What many commentators describe as an addiction is actually a powerful social norm at work. The distinction matters.
Using sunscreen makes sense, but data on just how effective it is, in what forms, and for which people, is more sparse than we've been led to believe.
Our unshakeable faith in maps — digital or otherwise — has its roots in the cartographic revolution.
How an African-American psychiatrist helped design a groundbreaking television show as a radical therapeutic tool for helping minority preschoolers.
The amount of heat-trapping methane in the atmosphere seemed to be leveling off when, in 2007, it began rising again quickly. Nobody yet knows why.
Studies suggest that one-size-fits-all protocols to communicating with patients can often backfire.
Clarice Phelps may have been the first African-American woman to help discover a chemical element.

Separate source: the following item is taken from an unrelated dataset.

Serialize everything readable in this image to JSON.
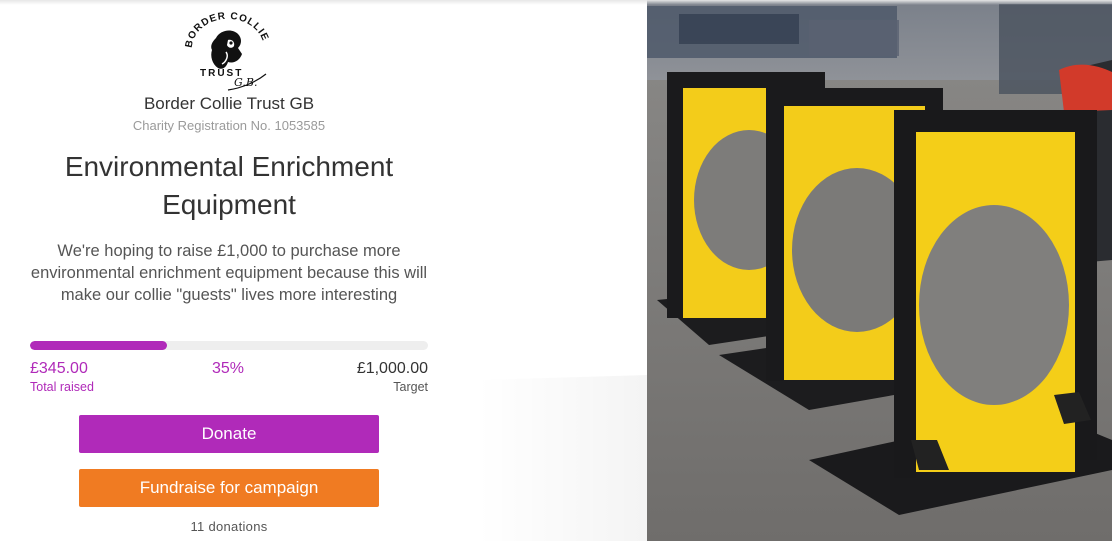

For Wikipedia, that wasn't enough.
Web-based health care could break down barriers to access. But it could also break down doctor-patient relationships.
Esophageal cancer related to chronic acid reflux is among the fastest-growing cancers in the US. Diet and weight are likely culprits, but what else?
Doom and gloom essays are more likely to offend skeptical readers than to convince them. Cognitive studies suggest there's a better way.
They can shape public sentiment on everything from climate change to public health. Understanding why people believe them is vital, researchers say.
Just as technology has transformed other aspects of our lives, I believe it has the potential to provide more people with access to quality care.
The number of parents seeking exemptions from having their children vaccinated is rising in several states. Some of those kids grow up and ask why.
Alcohol is one of the few food-and-beverage products that aren't nutritionally fortified. For some drinkers, the cost is debilitating amnesia.
Decades of psychological research have emphasized the biases and errors in human decision-making. A recent approach challenges this notion.
A new book and New Yorker feature are filled with cherry-picked data, oversimplified studies and scientific errors.
Technofixes for the climate crisis are no one's first choice. What is it like to study something you wish would disappear?
Maintaining growth on a finite planet is impossible. Here's how we stop it without making life miserable — and maybe even improving it.
As climate change marches forward, it will exact a mounting, tangible toll on our collective mental health and productivity.
Since the state's recent, years-long drought — among the worst on record — green lawns are giving way to brown patches and drought-hardy alternatives.